Doctors across the United States are telling their patients to put off routine checkups and elective procedures to keep hospitals and clinics free to test and treat anyone who may have COVID-19.
This plea for patience and understanding is also coming from veterinarians, who treat pets of all kinds.
They are asking pet owners to forgo regular exams and minor surgery so animal hospitals can free up their equipment for redeployment to human hospitals.
Doctors say the same machines that keep animals healthy can be used on their owners.
"We buy at the same stores," said Paul Lunn, dean of the College of Veterinary Medicine at North Carolina State University. "There's no difference in the equipment."
The school handed over two ventilators and hundreds of protective suits and masks to hospitals in and around Raleigh, the state capital.

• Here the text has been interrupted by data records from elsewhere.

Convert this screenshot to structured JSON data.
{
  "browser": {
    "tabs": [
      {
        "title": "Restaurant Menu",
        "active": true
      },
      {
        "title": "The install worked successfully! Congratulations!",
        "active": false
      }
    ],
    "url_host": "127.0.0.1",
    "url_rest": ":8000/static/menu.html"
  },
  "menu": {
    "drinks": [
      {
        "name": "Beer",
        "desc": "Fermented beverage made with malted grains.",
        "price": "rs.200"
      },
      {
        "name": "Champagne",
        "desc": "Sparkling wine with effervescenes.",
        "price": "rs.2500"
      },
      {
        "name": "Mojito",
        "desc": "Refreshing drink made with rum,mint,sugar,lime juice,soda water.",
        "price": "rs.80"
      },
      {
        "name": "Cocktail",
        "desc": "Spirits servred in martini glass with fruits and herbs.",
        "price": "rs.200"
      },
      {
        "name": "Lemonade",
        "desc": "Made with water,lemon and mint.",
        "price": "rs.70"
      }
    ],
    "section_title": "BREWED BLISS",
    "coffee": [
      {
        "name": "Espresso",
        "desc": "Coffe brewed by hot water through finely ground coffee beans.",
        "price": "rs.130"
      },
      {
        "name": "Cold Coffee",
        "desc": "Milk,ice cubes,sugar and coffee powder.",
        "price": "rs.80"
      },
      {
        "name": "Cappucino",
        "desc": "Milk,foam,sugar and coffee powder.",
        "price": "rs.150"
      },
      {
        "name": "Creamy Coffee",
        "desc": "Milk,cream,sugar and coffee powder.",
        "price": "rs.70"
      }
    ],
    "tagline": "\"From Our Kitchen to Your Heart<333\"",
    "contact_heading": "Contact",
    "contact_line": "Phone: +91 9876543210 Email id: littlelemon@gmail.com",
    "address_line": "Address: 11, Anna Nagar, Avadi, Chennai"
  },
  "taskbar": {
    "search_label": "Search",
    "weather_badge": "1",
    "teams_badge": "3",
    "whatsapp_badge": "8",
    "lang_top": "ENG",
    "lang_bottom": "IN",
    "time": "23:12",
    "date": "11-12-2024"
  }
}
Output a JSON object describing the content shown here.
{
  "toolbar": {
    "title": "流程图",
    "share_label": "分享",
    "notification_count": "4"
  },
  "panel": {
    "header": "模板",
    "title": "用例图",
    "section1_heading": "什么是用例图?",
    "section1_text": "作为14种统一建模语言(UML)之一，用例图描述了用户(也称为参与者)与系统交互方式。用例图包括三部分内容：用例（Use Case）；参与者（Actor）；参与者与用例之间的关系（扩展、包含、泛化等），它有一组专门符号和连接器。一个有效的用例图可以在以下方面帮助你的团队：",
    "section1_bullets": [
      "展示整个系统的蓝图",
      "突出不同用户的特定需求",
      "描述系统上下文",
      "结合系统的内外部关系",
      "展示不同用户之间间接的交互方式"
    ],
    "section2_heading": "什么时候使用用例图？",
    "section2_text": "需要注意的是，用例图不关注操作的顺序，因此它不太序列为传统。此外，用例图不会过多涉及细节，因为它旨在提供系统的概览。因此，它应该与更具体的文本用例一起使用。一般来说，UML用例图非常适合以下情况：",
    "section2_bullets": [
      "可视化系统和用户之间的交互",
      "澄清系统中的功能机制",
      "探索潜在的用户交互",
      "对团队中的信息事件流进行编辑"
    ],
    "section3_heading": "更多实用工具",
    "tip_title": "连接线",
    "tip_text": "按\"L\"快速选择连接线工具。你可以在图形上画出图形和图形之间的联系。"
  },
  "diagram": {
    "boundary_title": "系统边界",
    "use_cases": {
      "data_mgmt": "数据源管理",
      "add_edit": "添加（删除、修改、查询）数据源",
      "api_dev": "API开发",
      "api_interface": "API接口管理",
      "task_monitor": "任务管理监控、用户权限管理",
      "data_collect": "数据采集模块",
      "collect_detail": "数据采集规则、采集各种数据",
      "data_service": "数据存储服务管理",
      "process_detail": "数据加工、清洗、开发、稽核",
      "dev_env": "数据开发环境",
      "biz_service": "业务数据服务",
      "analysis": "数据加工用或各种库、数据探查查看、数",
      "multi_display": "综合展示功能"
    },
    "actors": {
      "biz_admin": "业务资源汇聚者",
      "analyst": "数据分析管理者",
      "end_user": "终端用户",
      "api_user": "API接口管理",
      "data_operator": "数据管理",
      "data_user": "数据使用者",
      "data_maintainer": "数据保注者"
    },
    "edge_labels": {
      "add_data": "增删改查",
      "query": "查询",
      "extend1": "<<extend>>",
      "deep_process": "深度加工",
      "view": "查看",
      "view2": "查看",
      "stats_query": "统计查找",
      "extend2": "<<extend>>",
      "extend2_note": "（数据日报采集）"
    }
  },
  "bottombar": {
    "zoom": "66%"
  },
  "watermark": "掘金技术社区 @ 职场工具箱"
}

There are 30 accredited veterinary hospitals across the country, and Lunn says there are more than 70 ventilators that can be pressed into service, if needed.
The animal hospitals also have examination rooms and operating theaters large enough to treat people.
No direct transmission from pets
There is no evidence that domestic animals such as dogs and cats can catch or directly transmit COVID-19 to humans.
A widely circulated story that a 17-year-old dog in Hong Kong died from the disease is false. The animal succumbed to old age and other health problems.
But if a human infected with the coronavirus pets a dog or cat, someone else can pick up the virus from the animal's fur.
Many animal shelters and adoption centers around the United States have closed to practice social distancing until the pandemic subsides.
Chris Bombaugh, president and CEO of the Montgomery County Humane Society in Montgomery County, Maryland, said it has suspended all adoptions of dogs and cats.
She says the animals can sense that something is going on but are still getting lots of love and care from the staff.
For small animals lucky enough to have a home, Bombaugh recommends that people make arrangements for someone to take care of their pets and have a 14-day supply of food and medicine on hand if the coronavirus strikes.